## GOAL OF THE EXERCISE
Down to the last line below, repeat the entries word for word and drop the pictures.
=== Begin Enclosure ===
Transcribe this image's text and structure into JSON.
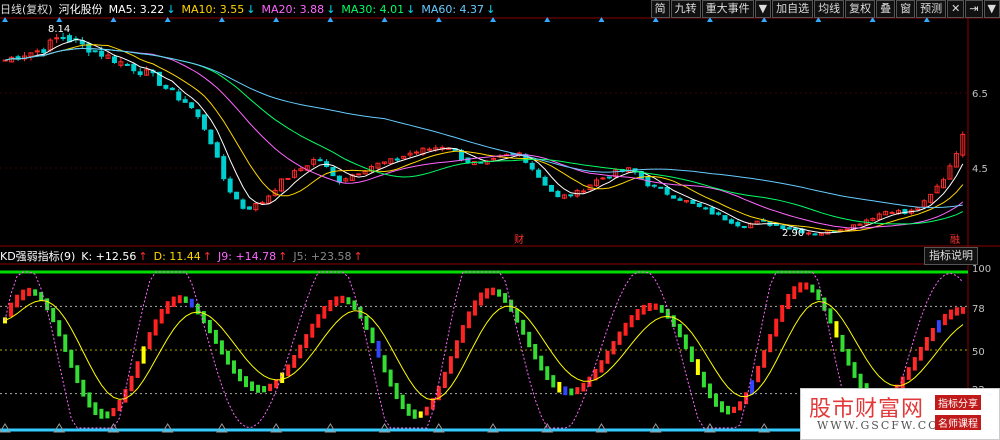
{
  "header": {
    "period_label": "日线(复权)",
    "stock_name": "河化股份",
    "ma": [
      {
        "label": "MA5: 3.22",
        "arrow": "↓",
        "color": "#ffffff"
      },
      {
        "label": "MA10: 3.55",
        "arrow": "↓",
        "color": "#ffd700"
      },
      {
        "label": "MA20: 3.88",
        "arrow": "↓",
        "color": "#ff66ff"
      },
      {
        "label": "MA30: 4.01",
        "arrow": "↓",
        "color": "#00ff66"
      },
      {
        "label": "MA60: 4.37",
        "arrow": "↓",
        "color": "#66ccff"
      }
    ]
  },
  "toolbar": {
    "buttons": [
      "简",
      "九转",
      "重大事件",
      "▼",
      "加自选",
      "均线",
      "复权",
      "叠",
      "窗",
      "预测"
    ],
    "close_glyph": "✕",
    "pin_glyph": "⇥",
    "menu_glyph": "▼"
  },
  "price_axis": {
    "labels": [
      "6.5",
      "4.5"
    ]
  },
  "annotations": {
    "high_label": "8.14",
    "low_label": "2.90",
    "cai_marker": "财",
    "rong_marker": "融"
  },
  "indicator": {
    "title": "KD强弱指标(9)",
    "k": {
      "label": "K: +12.56",
      "arrow": "↑",
      "color": "#ffffff"
    },
    "d": {
      "label": "D: 11.44",
      "arrow": "↑",
      "color": "#ffd700"
    },
    "j9": {
      "label": "J9: +14.78",
      "arrow": "↑",
      "color": "#ff66ff"
    },
    "j5": {
      "label": "J5: +23.58",
      "arrow": "↑",
      "color": "#888888"
    },
    "explain_button": "指标说明",
    "axis_labels": [
      "100",
      "78",
      "50",
      "22"
    ]
  },
  "watermark": {
    "main": "股市财富网",
    "url": "WWW.GSCFW.COM",
    "tag1": "指标分享",
    "tag2": "名师课程"
  },
  "colors": {
    "up": "#ff2a2a",
    "down": "#00cfcf",
    "yellow": "#ffff00",
    "pink": "#ff66ff",
    "green_bar": "#33dd33",
    "blue_bar": "#3344ff",
    "red_bar": "#ff2020",
    "axis_text": "#c0c0c0"
  },
  "chart_data": {
    "type": "candlestick",
    "price_range": [
      2.9,
      8.14
    ],
    "close_trend": [
      7.3,
      7.45,
      7.55,
      7.9,
      7.7,
      7.5,
      7.3,
      7.1,
      6.9,
      6.5,
      6.2,
      5.5,
      4.2,
      3.6,
      3.8,
      4.3,
      4.6,
      4.9,
      4.3,
      4.5,
      4.7,
      4.8,
      5.0,
      5.1,
      5.2,
      4.8,
      4.7,
      4.9,
      5.0,
      4.4,
      3.9,
      4.0,
      4.3,
      4.5,
      4.6,
      4.2,
      4.0,
      3.8,
      3.6,
      3.4,
      3.2,
      3.3,
      3.2,
      3.1,
      3.0,
      3.1,
      3.2,
      3.4,
      3.6,
      3.5,
      3.8,
      4.4,
      5.4
    ]
  }
}
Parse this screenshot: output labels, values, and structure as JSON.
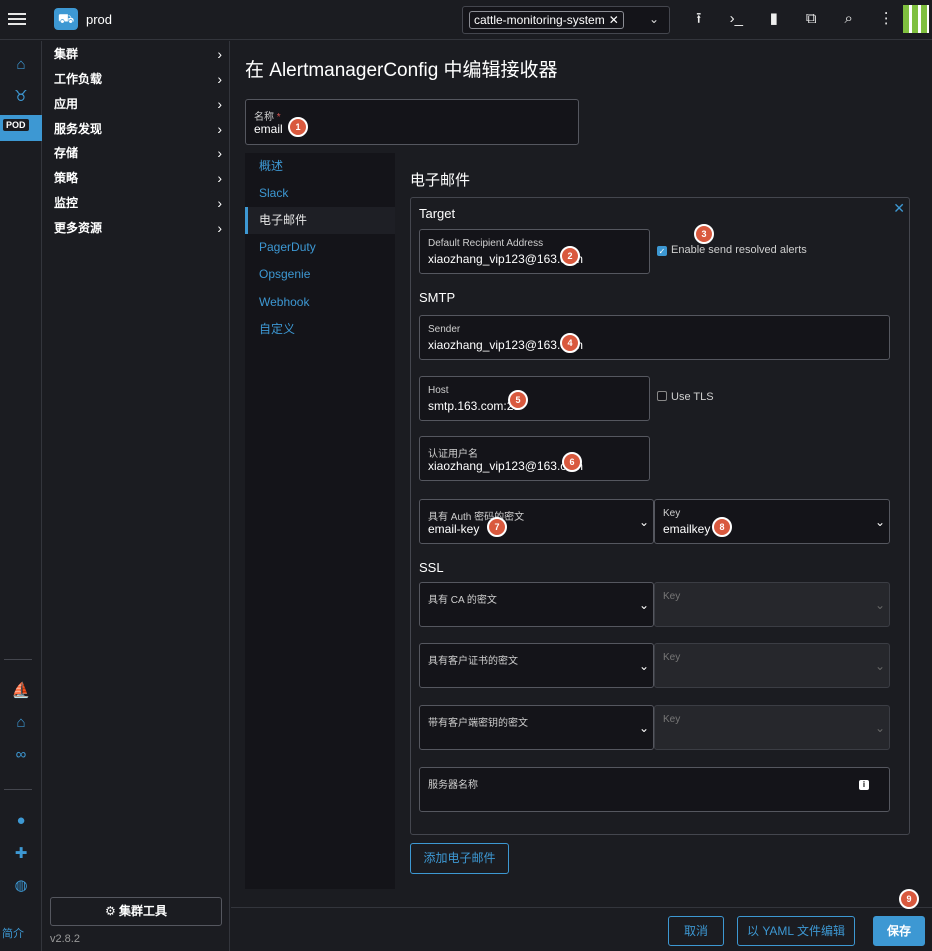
{
  "header": {
    "cluster_name": "prod",
    "namespace": "cattle-monitoring-system",
    "namespace_clear": "✕",
    "namespace_caret": "⌄",
    "icons": [
      "upload-icon",
      "shell-icon",
      "file-icon",
      "copy-icon",
      "search-icon",
      "more-vert-icon"
    ]
  },
  "rail": {
    "pod_label": "POD",
    "about": "简介"
  },
  "nav": {
    "groups": [
      "集群",
      "工作负载",
      "应用",
      "服务发现",
      "存储",
      "策略",
      "监控",
      "更多资源"
    ],
    "cluster_tools": "⚙ 集群工具",
    "version": "v2.8.2"
  },
  "page": {
    "title": "在 AlertmanagerConfig 中编辑接收器",
    "name_label": "名称",
    "name_required": "*",
    "name_value": "email"
  },
  "tabs": [
    "概述",
    "Slack",
    "电子邮件",
    "PagerDuty",
    "Opsgenie",
    "Webhook",
    "自定义"
  ],
  "email": {
    "section_title": "电子邮件",
    "close": "✕",
    "target_heading": "Target",
    "recipient_label": "Default Recipient Address",
    "recipient_value": "xiaozhang_vip123@163.com",
    "send_resolved_label": "Enable send resolved alerts",
    "send_resolved_checked": true,
    "smtp_heading": "SMTP",
    "sender_label": "Sender",
    "sender_value": "xiaozhang_vip123@163.com",
    "host_label": "Host",
    "host_value": "smtp.163.com:25",
    "use_tls_label": "Use TLS",
    "use_tls_checked": false,
    "auth_user_label": "认证用户名",
    "auth_user_value": "xiaozhang_vip123@163.com",
    "auth_secret_label": "具有 Auth 密码的密文",
    "auth_secret_value": "email-key",
    "auth_key_label": "Key",
    "auth_key_value": "emailkey",
    "ssl_heading": "SSL",
    "ca_secret_label": "具有 CA 的密文",
    "ca_key_label": "Key",
    "cert_secret_label": "具有客户证书的密文",
    "cert_key_label": "Key",
    "client_key_secret_label": "带有客户端密钥的密文",
    "client_key_key_label": "Key",
    "server_name_label": "服务器名称",
    "add_button": "添加电子邮件"
  },
  "footer": {
    "cancel": "取消",
    "edit_yaml": "以 YAML 文件编辑",
    "save": "保存"
  },
  "badges": [
    "1",
    "2",
    "3",
    "4",
    "5",
    "6",
    "7",
    "8",
    "9"
  ],
  "colors": {
    "accent": "#3d98d3",
    "badge": "#d9593e",
    "background": "#1b1c21"
  }
}
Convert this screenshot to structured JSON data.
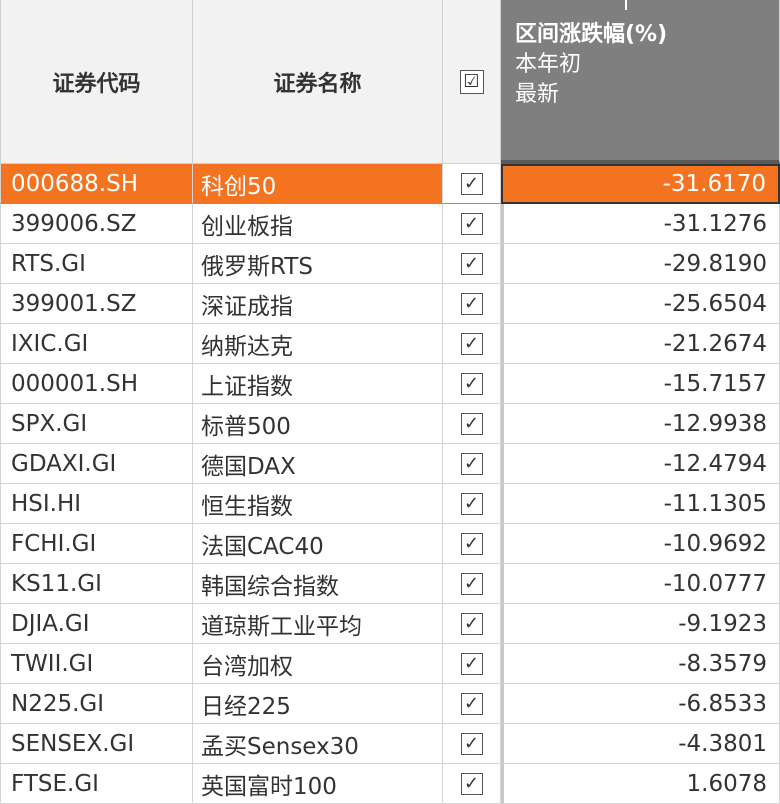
{
  "header": {
    "col_code": "证券代码",
    "col_name": "证券名称",
    "col_check": "☑",
    "col_change_title": "区间涨跌幅(%)",
    "col_change_period": "本年初",
    "col_change_end": "最新"
  },
  "rows": [
    {
      "code": "000688.SH",
      "name": "科创50",
      "value": "-31.6170",
      "checked": true
    },
    {
      "code": "399006.SZ",
      "name": "创业板指",
      "value": "-31.1276",
      "checked": true
    },
    {
      "code": "RTS.GI",
      "name": "俄罗斯RTS",
      "value": "-29.8190",
      "checked": true
    },
    {
      "code": "399001.SZ",
      "name": "深证成指",
      "value": "-25.6504",
      "checked": true
    },
    {
      "code": "IXIC.GI",
      "name": "纳斯达克",
      "value": "-21.2674",
      "checked": true
    },
    {
      "code": "000001.SH",
      "name": "上证指数",
      "value": "-15.7157",
      "checked": true
    },
    {
      "code": "SPX.GI",
      "name": "标普500",
      "value": "-12.9938",
      "checked": true
    },
    {
      "code": "GDAXI.GI",
      "name": "德国DAX",
      "value": "-12.4794",
      "checked": true
    },
    {
      "code": "HSI.HI",
      "name": "恒生指数",
      "value": "-11.1305",
      "checked": true
    },
    {
      "code": "FCHI.GI",
      "name": "法国CAC40",
      "value": "-10.9692",
      "checked": true
    },
    {
      "code": "KS11.GI",
      "name": "韩国综合指数",
      "value": "-10.0777",
      "checked": true
    },
    {
      "code": "DJIA.GI",
      "name": "道琼斯工业平均",
      "value": "-9.1923",
      "checked": true
    },
    {
      "code": "TWII.GI",
      "name": "台湾加权",
      "value": "-8.3579",
      "checked": true
    },
    {
      "code": "N225.GI",
      "name": "日经225",
      "value": "-6.8533",
      "checked": true
    },
    {
      "code": "SENSEX.GI",
      "name": "孟买Sensex30",
      "value": "-4.3801",
      "checked": true
    },
    {
      "code": "FTSE.GI",
      "name": "英国富时100",
      "value": "1.6078",
      "checked": true
    }
  ],
  "selected_row": 0,
  "colors": {
    "accent": "#f47321",
    "header_dark": "#7f7f7f",
    "header_light": "#f2f2f2"
  }
}
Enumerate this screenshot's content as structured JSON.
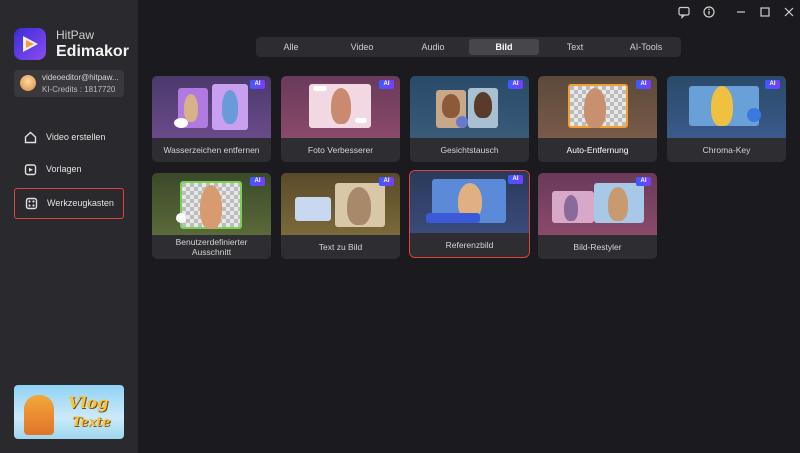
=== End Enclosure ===
## RESULT OF THE EXERCISE
Transcribe this image's text and structure into JSON.
{
  "header": {
    "period_label": "日线(复权)",
    "stock_name": "河化股份",
    "ma": [
      {
        "label": "MA5: 3.22",
        "arrow": "↓",
        "color": "#ffffff"
      },
      {
        "label": "MA10: 3.55",
        "arrow": "↓",
        "color": "#ffd700"
      },
      {
        "label": "MA20: 3.88",
        "arrow": "↓",
        "color": "#ff66ff"
      },
      {
        "label": "MA30: 4.01",
        "arrow": "↓",
        "color": "#00ff66"
      },
      {
        "label": "MA60: 4.37",
        "arrow": "↓",
        "color": "#66ccff"
      }
    ]
  },
  "toolbar": {
    "buttons": [
      "简",
      "九转",
      "重大事件",
      "▼",
      "加自选",
      "均线",
      "复权",
      "叠",
      "窗",
      "预测"
    ],
    "close_glyph": "✕",
    "pin_glyph": "⇥",
    "menu_glyph": "▼"
  },
  "price_axis": {
    "labels": [
      "6.5",
      "4.5"
    ]
  },
  "annotations": {
    "high_label": "8.14",
    "low_label": "2.90",
    "cai_marker": "财",
    "rong_marker": "融"
  },
  "indicator": {
    "title": "KD强弱指标(9)",
    "k": {
      "label": "K: +12.56",
      "arrow": "↑",
      "color": "#ffffff"
    },
    "d": {
      "label": "D: 11.44",
      "arrow": "↑",
      "color": "#ffd700"
    },
    "j9": {
      "label": "J9: +14.78",
      "arrow": "↑",
      "color": "#ff66ff"
    },
    "j5": {
      "label": "J5: +23.58",
      "arrow": "↑",
      "color": "#888888"
    },
    "explain_button": "指标说明",
    "axis_labels": [
      "100",
      "78",
      "50",
      "22"
    ]
  },
  "watermark": {
    "main": "股市财富网",
    "url": "WWW.GSCFW.COM",
    "tag1": "指标分享",
    "tag2": "名师课程"
  },
  "colors": {
    "up": "#ff2a2a",
    "down": "#00cfcf",
    "yellow": "#ffff00",
    "pink": "#ff66ff",
    "green_bar": "#33dd33",
    "blue_bar": "#3344ff",
    "red_bar": "#ff2020",
    "axis_text": "#c0c0c0"
  },
  "chart_data": {
    "type": "candlestick",
    "price_range": [
      2.9,
      8.14
    ],
    "close_trend": [
      7.3,
      7.45,
      7.55,
      7.9,
      7.7,
      7.5,
      7.3,
      7.1,
      6.9,
      6.5,
      6.2,
      5.5,
      4.2,
      3.6,
      3.8,
      4.3,
      4.6,
      4.9,
      4.3,
      4.5,
      4.7,
      4.8,
      5.0,
      5.1,
      5.2,
      4.8,
      4.7,
      4.9,
      5.0,
      4.4,
      3.9,
      4.0,
      4.3,
      4.5,
      4.6,
      4.2,
      4.0,
      3.8,
      3.6,
      3.4,
      3.2,
      3.3,
      3.2,
      3.1,
      3.0,
      3.1,
      3.2,
      3.4,
      3.6,
      3.5,
      3.8,
      4.4,
      5.4
    ]
  }
}
Parse this screenshot: output labels, values, and structure as JSON.
{
  "header": {
    "cluster_name": "prod",
    "namespace": "cattle-monitoring-system",
    "namespace_clear": "✕",
    "namespace_caret": "⌄",
    "icons": [
      "upload-icon",
      "shell-icon",
      "file-icon",
      "copy-icon",
      "search-icon",
      "more-vert-icon"
    ]
  },
  "rail": {
    "pod_label": "POD",
    "about": "简介"
  },
  "nav": {
    "groups": [
      "集群",
      "工作负载",
      "应用",
      "服务发现",
      "存储",
      "策略",
      "监控",
      "更多资源"
    ],
    "cluster_tools": "⚙ 集群工具",
    "version": "v2.8.2"
  },
  "page": {
    "title": "在 AlertmanagerConfig 中编辑接收器",
    "name_label": "名称",
    "name_required": "*",
    "name_value": "email"
  },
  "tabs": [
    "概述",
    "Slack",
    "电子邮件",
    "PagerDuty",
    "Opsgenie",
    "Webhook",
    "自定义"
  ],
  "email": {
    "section_title": "电子邮件",
    "close": "✕",
    "target_heading": "Target",
    "recipient_label": "Default Recipient Address",
    "recipient_value": "xiaozhang_vip123@163.com",
    "send_resolved_label": "Enable send resolved alerts",
    "send_resolved_checked": true,
    "smtp_heading": "SMTP",
    "sender_label": "Sender",
    "sender_value": "xiaozhang_vip123@163.com",
    "host_label": "Host",
    "host_value": "smtp.163.com:25",
    "use_tls_label": "Use TLS",
    "use_tls_checked": false,
    "auth_user_label": "认证用户名",
    "auth_user_value": "xiaozhang_vip123@163.com",
    "auth_secret_label": "具有 Auth 密码的密文",
    "auth_secret_value": "email-key",
    "auth_key_label": "Key",
    "auth_key_value": "emailkey",
    "ssl_heading": "SSL",
    "ca_secret_label": "具有 CA 的密文",
    "ca_key_label": "Key",
    "cert_secret_label": "具有客户证书的密文",
    "cert_key_label": "Key",
    "client_key_secret_label": "带有客户端密钥的密文",
    "client_key_key_label": "Key",
    "server_name_label": "服务器名称",
    "add_button": "添加电子邮件"
  },
  "footer": {
    "cancel": "取消",
    "edit_yaml": "以 YAML 文件编辑",
    "save": "保存"
  },
  "badges": [
    "1",
    "2",
    "3",
    "4",
    "5",
    "6",
    "7",
    "8",
    "9"
  ],
  "colors": {
    "accent": "#3d98d3",
    "badge": "#d9593e",
    "background": "#1b1c21"
  }
}
Convert this screenshot to structured JSON data.
{
  "header": {
    "col_code": "证券代码",
    "col_name": "证券名称",
    "col_check": "☑",
    "col_change_title": "区间涨跌幅(%)",
    "col_change_period": "本年初",
    "col_change_end": "最新"
  },
  "rows": [
    {
      "code": "000688.SH",
      "name": "科创50",
      "value": "-31.6170",
      "checked": true
    },
    {
      "code": "399006.SZ",
      "name": "创业板指",
      "value": "-31.1276",
      "checked": true
    },
    {
      "code": "RTS.GI",
      "name": "俄罗斯RTS",
      "value": "-29.8190",
      "checked": true
    },
    {
      "code": "399001.SZ",
      "name": "深证成指",
      "value": "-25.6504",
      "checked": true
    },
    {
      "code": "IXIC.GI",
      "name": "纳斯达克",
      "value": "-21.2674",
      "checked": true
    },
    {
      "code": "000001.SH",
      "name": "上证指数",
      "value": "-15.7157",
      "checked": true
    },
    {
      "code": "SPX.GI",
      "name": "标普500",
      "value": "-12.9938",
      "checked": true
    },
    {
      "code": "GDAXI.GI",
      "name": "德国DAX",
      "value": "-12.4794",
      "checked": true
    },
    {
      "code": "HSI.HI",
      "name": "恒生指数",
      "value": "-11.1305",
      "checked": true
    },
    {
      "code": "FCHI.GI",
      "name": "法国CAC40",
      "value": "-10.9692",
      "checked": true
    },
    {
      "code": "KS11.GI",
      "name": "韩国综合指数",
      "value": "-10.0777",
      "checked": true
    },
    {
      "code": "DJIA.GI",
      "name": "道琼斯工业平均",
      "value": "-9.1923",
      "checked": true
    },
    {
      "code": "TWII.GI",
      "name": "台湾加权",
      "value": "-8.3579",
      "checked": true
    },
    {
      "code": "N225.GI",
      "name": "日经225",
      "value": "-6.8533",
      "checked": true
    },
    {
      "code": "SENSEX.GI",
      "name": "孟买Sensex30",
      "value": "-4.3801",
      "checked": true
    },
    {
      "code": "FTSE.GI",
      "name": "英国富时100",
      "value": "1.6078",
      "checked": true
    }
  ],
  "selected_row": 0,
  "colors": {
    "accent": "#f47321",
    "header_dark": "#7f7f7f",
    "header_light": "#f2f2f2"
  }
}
Enumerate this screenshot's content as structured JSON.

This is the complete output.